Human life is accidental, says Gould, there is no such thing as a divine plan, not to mention the concept that man was intended to be the crown of creation and to rule over nature accordingly.

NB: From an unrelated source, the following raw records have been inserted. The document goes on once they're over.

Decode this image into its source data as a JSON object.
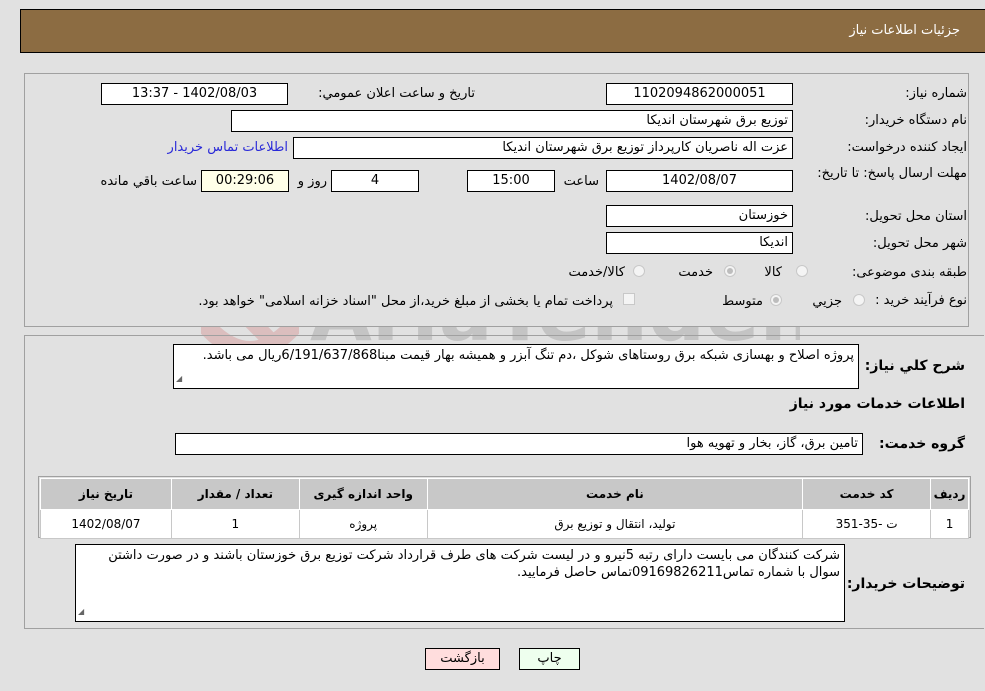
{
  "header": {
    "title": "جزئیات اطلاعات نیاز"
  },
  "fields": {
    "need_number": {
      "label": "شماره نیاز:",
      "value": "1102094862000051"
    },
    "announce_datetime": {
      "label": "تاریخ و ساعت اعلان عمومي:",
      "value": "1402/08/03 - 13:37"
    },
    "buyer_org": {
      "label": "نام دستگاه خریدار:",
      "value": "توزیع برق شهرستان اندیکا"
    },
    "requester": {
      "label": "ایجاد کننده درخواست:",
      "value": "عزت اله ناصریان کارپرداز توزیع برق شهرستان اندیکا",
      "contact_link": "اطلاعات تماس خریدار"
    },
    "deadline": {
      "label": "مهلت ارسال پاسخ: تا تاریخ:",
      "date": "1402/08/07",
      "time_label": "ساعت",
      "time": "15:00",
      "days": "4",
      "days_label": "روز و",
      "remaining": "00:29:06",
      "remaining_label": "ساعت باقي مانده"
    },
    "province": {
      "label": "استان محل تحویل:",
      "value": "خوزستان"
    },
    "city": {
      "label": "شهر محل تحویل:",
      "value": "اندیکا"
    },
    "category": {
      "label": "طبقه بندی موضوعی:",
      "options": [
        {
          "label": "کالا",
          "checked": false
        },
        {
          "label": "خدمت",
          "checked": true
        },
        {
          "label": "کالا/خدمت",
          "checked": false
        }
      ]
    },
    "process_type": {
      "label": "نوع فرآیند خرید :",
      "options": [
        {
          "label": "جزيي",
          "checked": false
        },
        {
          "label": "متوسط",
          "checked": true
        }
      ],
      "treasury_note": "پرداخت تمام یا بخشی از مبلغ خرید،از محل \"اسناد خزانه اسلامی\" خواهد بود."
    }
  },
  "description": {
    "label": "شرح کلي نیاز:",
    "value": "پروژه اصلاح و بهسازی شبکه برق روستاهای شوکل ،دم تنگ آبزر و همیشه بهار قیمت مبنا6/191/637/868ریال می باشد."
  },
  "services_section": {
    "title": "اطلاعات خدمات مورد نیاز",
    "group_label": "گروه خدمت:",
    "group_value": "تامین برق، گاز، بخار و تهویه هوا"
  },
  "table": {
    "headers": [
      "ردیف",
      "کد خدمت",
      "نام خدمت",
      "واحد اندازه گیری",
      "تعداد / مقدار",
      "تاریخ نیاز"
    ],
    "rows": [
      [
        "1",
        "ت -35-351",
        "تولید، انتقال و توزیع برق",
        "پروژه",
        "1",
        "1402/08/07"
      ]
    ]
  },
  "buyer_notes": {
    "label": "توضیحات خریدار:",
    "value": "شرکت کنندگان می بایست دارای رتبه 5نیرو و در لیست شرکت های طرف قرارداد شرکت توزیع برق خوزستان باشند و در صورت داشتن سوال با شماره تماس09169826211تماس حاصل فرمایید."
  },
  "buttons": {
    "print": "چاپ",
    "back": "بازگشت"
  },
  "watermark": {
    "text": "AriaTender.neT"
  },
  "colors": {
    "header_bg": "#8c6c42",
    "print_bg": "#eeffee",
    "back_bg": "#ffdddd",
    "link": "#2a2ad8"
  }
}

For Clijsen, who met Gould’s ideas, so to speak, while rooting around in the earth, the theory of chance was a recognition of her own creative views. “My attachment to the earth also gives an awareness of the temporal character of people’s existence in the universe”, she explains. As a result of this conviction she created a series of works entitled Pikaia, a reference to the most primeval form of human life. Although these works are still abstract, they display new impulses, visualized as revolution and a movement creating inner space (p. 6), or they connect an ancient biblical symbol of communication, expressed in the title De Stenen Tafelen (The Tables of Stone), with an utterly topical subject, the sign @ in an email address (p. 21). The Leanchoiliae near Heino have been given an almost naturalistic form. Together with the vaults in the Bergkerk they confirm the developments in Clijsen’s oeuvre: they make a strong statement for change and renewal of the artist’s personal artistic activities as well as of outdated structures in society.

 Irene de Graaff